If you’ve had a heart attack in the past year, angioplasty or a stent, chronic stable angina, or heart failure, Medicare will help pay for you to have up to 36 sessions of cardiac rehab.

Finishing at least 25 of those sessions will reduce the chance of another heart condition by up to 30 percent. And people who go through cardiac rehab programs have mortality rates that are 21-43 percent lower. Cardiac rehab saves lives.

That’s reason enough to ask your doctor about cardiac rehab and to see if you qualify for support.

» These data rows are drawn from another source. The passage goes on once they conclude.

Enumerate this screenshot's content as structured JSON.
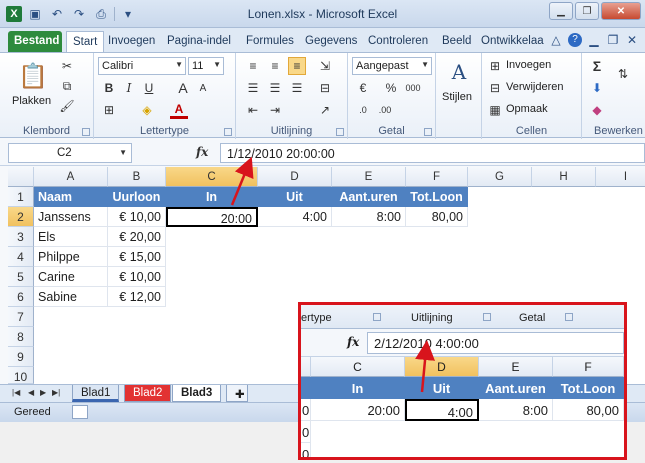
{
  "window": {
    "title": "Lonen.xlsx - Microsoft Excel",
    "app_icon": "X"
  },
  "tabs": {
    "file": "Bestand",
    "items": [
      "Start",
      "Invoegen",
      "Pagina-indel",
      "Formules",
      "Gegevens",
      "Controleren",
      "Beeld",
      "Ontwikkelaa"
    ],
    "active": "Start"
  },
  "ribbon": {
    "clipboard": {
      "label": "Klembord",
      "paste": "Plakken"
    },
    "font": {
      "label": "Lettertype",
      "name": "Calibri",
      "size": "11",
      "bold": "B",
      "italic": "I",
      "underline": "U",
      "grow": "A",
      "shrink": "A"
    },
    "alignment": {
      "label": "Uitlijning"
    },
    "number": {
      "label": "Getal",
      "format": "Aangepast",
      "percent": "%",
      "thousands": "000",
      "currency": "€"
    },
    "styles": {
      "label": "Stijlen"
    },
    "cells": {
      "label": "Cellen",
      "insert": "Invoegen",
      "delete": "Verwijderen",
      "format": "Opmaak"
    },
    "editing": {
      "label": "Bewerken",
      "sigma": "Σ"
    }
  },
  "formula_bar": {
    "name_box": "C2",
    "fx": "fx",
    "value": "1/12/2010  20:00:00"
  },
  "columns": [
    "A",
    "B",
    "C",
    "D",
    "E",
    "F",
    "G",
    "H",
    "I"
  ],
  "rows": [
    "1",
    "2",
    "3",
    "4",
    "5",
    "6",
    "7",
    "8",
    "9",
    "10"
  ],
  "table": {
    "headers": [
      "Naam",
      "Uurloon",
      "In",
      "Uit",
      "Aant.uren",
      "Tot.Loon"
    ],
    "data": [
      [
        "Janssens",
        "€ 10,00",
        "20:00",
        "4:00",
        "8:00",
        "80,00"
      ],
      [
        "Els",
        "€ 20,00",
        "",
        "",
        "",
        ""
      ],
      [
        "Philppe",
        "€ 15,00",
        "",
        "",
        "",
        ""
      ],
      [
        "Carine",
        "€ 10,00",
        "",
        "",
        "",
        ""
      ],
      [
        "Sabine",
        "€ 12,00",
        "",
        "",
        "",
        ""
      ]
    ]
  },
  "sheets": {
    "items": [
      "Blad1",
      "Blad2",
      "Blad3"
    ],
    "active": "Blad3"
  },
  "status": {
    "text": "Gereed"
  },
  "inset": {
    "ribbon_labels": [
      "ertype",
      "Uitlijning",
      "Getal"
    ],
    "fx": "fx",
    "formula": "2/12/2010  4:00:00",
    "columns": [
      "C",
      "D",
      "E",
      "F"
    ],
    "headers": [
      "In",
      "Uit",
      "Aant.uren",
      "Tot.Loon"
    ],
    "row": [
      "20:00",
      "4:00",
      "8:00",
      "80,00"
    ],
    "left_stub": "0",
    "left_stub_rows": [
      "0",
      "0"
    ]
  },
  "colors": {
    "accent": "#4f81c1",
    "highlight": "#d8141c",
    "file_tab": "#2e8b3d"
  }
}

“Patients who go through cardiac rehab typically see better physical improvements than patients who don’t,” says Hart. “Providing an environment where patients exercise, get nutritional advice and can speak with healthcare providers one-on-one about their heart health goals can help people get better.”

Surprisingly though, only 14-35 percent of heart attack survivors participate in a certified cardiac rehab program. Those numbers are rising for Adventist Health’s certified cardiac rehab program, which has seen a 13 percent increase in the past four years.

Take control of your heart health for American Heart Month

healthy-eatingCardiac rehab isn’t prescribed as often as it should be following a cardiac event, and it’s easy to miss signs of heart disease. For instance, chronic stable angina, or chest pain, is often over-looked by patients, but it can be a sign of a major heart problem.

People should talk with their primary care provider about post heart attack treatment and cardiac rehab options. Family members and friends should also feel empowered to ask questions and suggest cardiac rehab to loved ones who have experienced a heart attack.

Knowing what healthcare resources are available to you after you’ve had a heart attack or cardiac event is important. Talk with your provider, ask questions, and don’t be afraid to request help, because it could save your life.